My research interests include studying clouds and precipitation systems, and the many physical processes within them, across the globe. Our research group investigates many topics in this area, including:

  • improving measurements of clouds and precipitation, 
  • studying of the roles of clouds and precipitation processes in weather systems, including severe and extreme weather, and
  • understanding the connections between clouds, precipitation, and climate. 

Clouds play a number of important roles in the earth system, including the global radiation balance, but also play a key role in the earth's water cycle. Cloud and precipitation processes vary geographically and depend on many factors, and large gaps in our knowledge of the global distribution of clouds and precipitation, and the factors that cause them to vary, hamper our ability to model and predict weather and climate.
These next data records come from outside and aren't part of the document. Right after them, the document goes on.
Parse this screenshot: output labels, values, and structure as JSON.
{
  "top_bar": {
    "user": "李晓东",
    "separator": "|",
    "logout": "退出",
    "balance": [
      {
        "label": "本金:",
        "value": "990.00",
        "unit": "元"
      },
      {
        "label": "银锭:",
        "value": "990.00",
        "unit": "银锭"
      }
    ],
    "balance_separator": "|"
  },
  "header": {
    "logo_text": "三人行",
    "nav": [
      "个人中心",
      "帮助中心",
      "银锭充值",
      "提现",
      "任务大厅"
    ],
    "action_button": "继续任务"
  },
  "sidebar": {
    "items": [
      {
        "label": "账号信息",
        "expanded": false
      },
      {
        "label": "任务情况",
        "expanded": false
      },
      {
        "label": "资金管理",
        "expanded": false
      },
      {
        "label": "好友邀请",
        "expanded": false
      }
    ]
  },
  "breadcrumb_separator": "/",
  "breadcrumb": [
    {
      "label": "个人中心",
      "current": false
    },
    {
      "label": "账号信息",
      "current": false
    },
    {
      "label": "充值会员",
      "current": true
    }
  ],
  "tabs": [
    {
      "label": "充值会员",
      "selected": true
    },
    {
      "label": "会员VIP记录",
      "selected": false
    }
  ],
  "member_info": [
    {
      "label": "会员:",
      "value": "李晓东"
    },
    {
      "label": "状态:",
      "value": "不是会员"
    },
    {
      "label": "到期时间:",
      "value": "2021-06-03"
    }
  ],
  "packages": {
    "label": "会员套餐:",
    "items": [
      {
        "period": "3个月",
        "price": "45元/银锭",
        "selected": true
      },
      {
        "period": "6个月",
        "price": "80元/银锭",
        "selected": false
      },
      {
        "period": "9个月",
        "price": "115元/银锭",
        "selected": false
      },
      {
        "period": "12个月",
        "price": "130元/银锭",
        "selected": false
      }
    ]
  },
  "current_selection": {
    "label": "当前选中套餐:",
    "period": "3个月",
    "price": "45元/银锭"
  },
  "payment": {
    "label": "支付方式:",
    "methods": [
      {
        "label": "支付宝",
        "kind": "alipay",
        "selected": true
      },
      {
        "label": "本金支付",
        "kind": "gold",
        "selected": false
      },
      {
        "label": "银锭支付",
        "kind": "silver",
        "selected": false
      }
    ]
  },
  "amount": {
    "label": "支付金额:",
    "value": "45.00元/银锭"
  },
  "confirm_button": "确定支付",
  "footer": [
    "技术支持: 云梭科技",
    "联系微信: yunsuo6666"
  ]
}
Our group aims to close those gaps by using in situ sensors (on the ground and on aircraft), remote sensing tools such as multi-frequency and dual-polarization radar and passive microwave sensors, and numerical models to improve our understanding of precipitation processes globally.
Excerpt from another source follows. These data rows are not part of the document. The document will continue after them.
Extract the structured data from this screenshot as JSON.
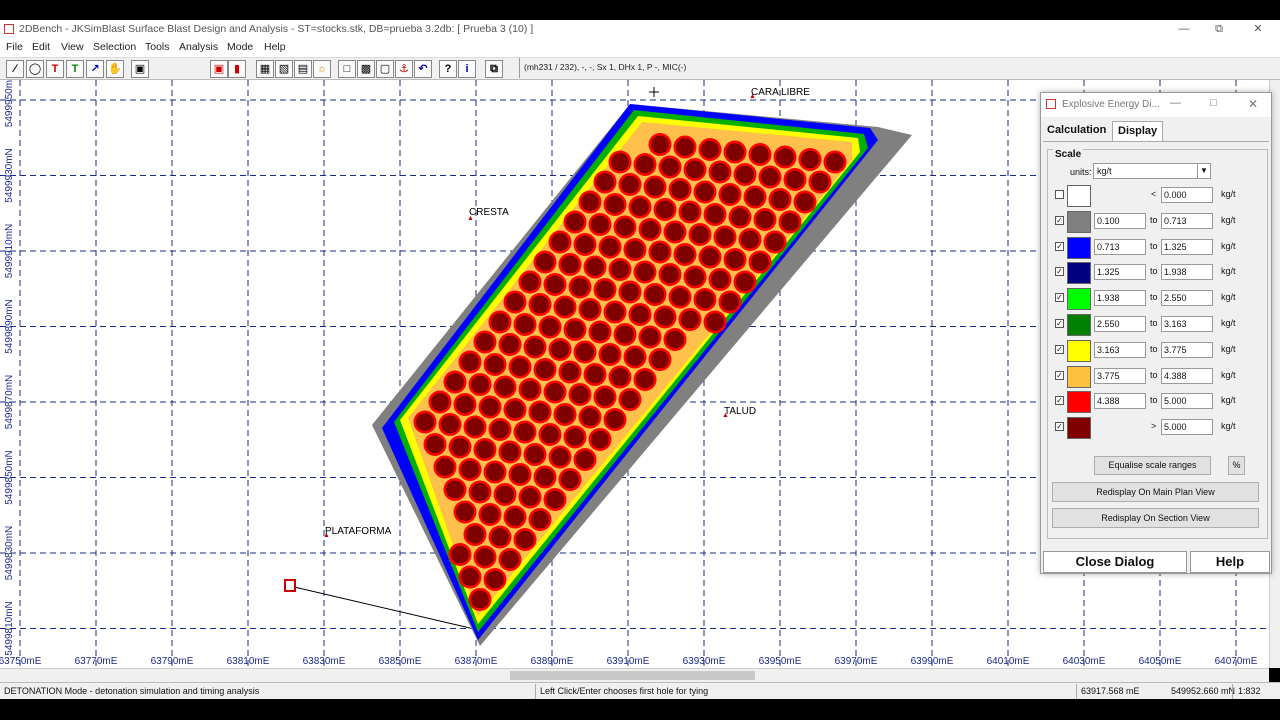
{
  "window": {
    "title": "2DBench - JKSimBlast Surface Blast Design and Analysis - ST=stocks.stk, DB=prueba 3.2db: [ Prueba 3 (10) ]"
  },
  "menu": [
    "File",
    "Edit",
    "View",
    "Selection",
    "Tools",
    "Analysis",
    "Mode",
    "Help"
  ],
  "toolbar": {
    "status_text": "(mh231 / 232), -, -, Sx 1, DHx 1, P -, MIC(-)"
  },
  "plot": {
    "y_labels": [
      "5499950mN",
      "5499930mN",
      "5499910mN",
      "5499890mN",
      "5499870mN",
      "5499850mN",
      "5499830mN",
      "5499810mN"
    ],
    "x_labels": [
      "63750mE",
      "63770mE",
      "63790mE",
      "63810mE",
      "63830mE",
      "63850mE",
      "63870mE",
      "63890mE",
      "63910mE",
      "63930mE",
      "63950mE",
      "63970mE",
      "63990mE",
      "64010mE",
      "64030mE",
      "64050mE",
      "64070mE"
    ],
    "annotations": {
      "cara_libre": "CARA LIBRE",
      "cresta": "CRESTA",
      "talud": "TALUD",
      "plataforma": "PLATAFORMA"
    },
    "colors": {
      "gray": "#808080",
      "blue": "#0000ff",
      "green": "#00c000",
      "yellow": "#ffff00",
      "orange": "#ffc04c",
      "red": "#ff0000",
      "dark_red": "#800000"
    }
  },
  "status": {
    "mode": "DETONATION Mode - detonation simulation and timing analysis",
    "hint": "Left Click/Enter chooses first hole for tying",
    "easting": "63917.568 mE",
    "northing": "549952.660 mN",
    "scale": "1:832"
  },
  "dialog": {
    "title": "Explosive Energy Di...",
    "tabs": [
      "Calculation",
      "Display"
    ],
    "active_tab": "Display",
    "scale_label": "Scale",
    "units_label": "units:",
    "units_value": "kg/t",
    "unit_suffix": "kg/t",
    "to_word": "to",
    "rows": [
      {
        "checked": false,
        "color": "#ffffff",
        "from": "",
        "op": "<",
        "to": "0.000"
      },
      {
        "checked": true,
        "color": "#808080",
        "from": "0.100",
        "op": "to",
        "to": "0.713"
      },
      {
        "checked": true,
        "color": "#0000ff",
        "from": "0.713",
        "op": "to",
        "to": "1.325"
      },
      {
        "checked": true,
        "color": "#000080",
        "from": "1.325",
        "op": "to",
        "to": "1.938"
      },
      {
        "checked": true,
        "color": "#00ff00",
        "from": "1.938",
        "op": "to",
        "to": "2.550"
      },
      {
        "checked": true,
        "color": "#008000",
        "from": "2.550",
        "op": "to",
        "to": "3.163"
      },
      {
        "checked": true,
        "color": "#ffff00",
        "from": "3.163",
        "op": "to",
        "to": "3.775"
      },
      {
        "checked": true,
        "color": "#ffc040",
        "from": "3.775",
        "op": "to",
        "to": "4.388"
      },
      {
        "checked": true,
        "color": "#ff0000",
        "from": "4.388",
        "op": "to",
        "to": "5.000"
      },
      {
        "checked": true,
        "color": "#800000",
        "from": "",
        "op": ">",
        "to": "5.000"
      }
    ],
    "equalise_label": "Equalise scale ranges",
    "percent_label": "%",
    "redisplay_main": "Redisplay On Main Plan View",
    "redisplay_section": "Redisplay On Section View",
    "close_label": "Close Dialog",
    "help_label": "Help"
  }
}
Our group's research projects have ranged from studying precipitation systems from the tropics through mid- and high-latitudes, including studies of tropical cloud systems and mesoscale convective systems, tropical cyclones, tropical and mid-latitude orographic precipitation, mid-latitude convective systems, and high-latitude cyclones. Our research group has participated in the planning, execution, and analysis of field campaigns in 18 projects spanning five continents, and I emphasize field research in the context of graduate studies in my group. We participate in the NASA Precipitation Measurement Missions (PMM) and Ocean Vector Winds (OVW) science teams as well as the Department of Energy Atmospheric Systems Research (ASR) science team.
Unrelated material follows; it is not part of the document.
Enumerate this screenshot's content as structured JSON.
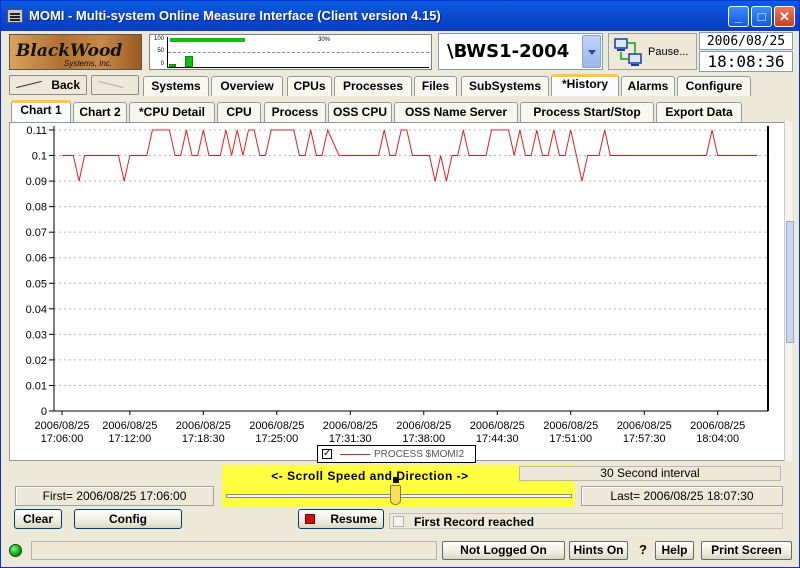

I enjoy teaching meteorology, remote sensing, and measurements courses, with an emphasis on melding theory and observations, hands-on learning, and application of data science and computational methods to atmospheric sciences. I am actively engaged in service to professional societies, including being a former editor of the Journal of Applied Meteorology and Climatology (2009-2014) and serving as a member (2010-2013) and ultimately the chair of the the American Meteorological Society's Science and Technical Advisory Committee on Radar Meteorology (2013-2016). I co-chaired the 2011 35th American Meteorological Society Conference on Radar Meteorology and have served on the program committee for the 2013 and 2015 AMS Conference on Radar Meteorology and the 2014 and 2016 European Conference on Radar Meteorology and Hydrology. In 2015, I was a Visiting Professor, Consejo Nacional de Investigaciones Científicas y Técnicas (CONICET), Centro de Investigaciones del Mar y la Atmósfera, Universidad de Buenos Aires, Argentina and a Visiting Scientist at the Servicio Meteorológico Nacional, Argentina.  I am currently a Investigador Extranjero of the Consejo Nacional de Investigaciones Científicas y Técnicas (CONICET), Argentina. I serve on the Illinois Institute for Sustainability, Energy, and the Environment (iSEE) Water Council, and the Earth Sciences Council of the Universities Space Research Association.

Research Areas

Courses Taught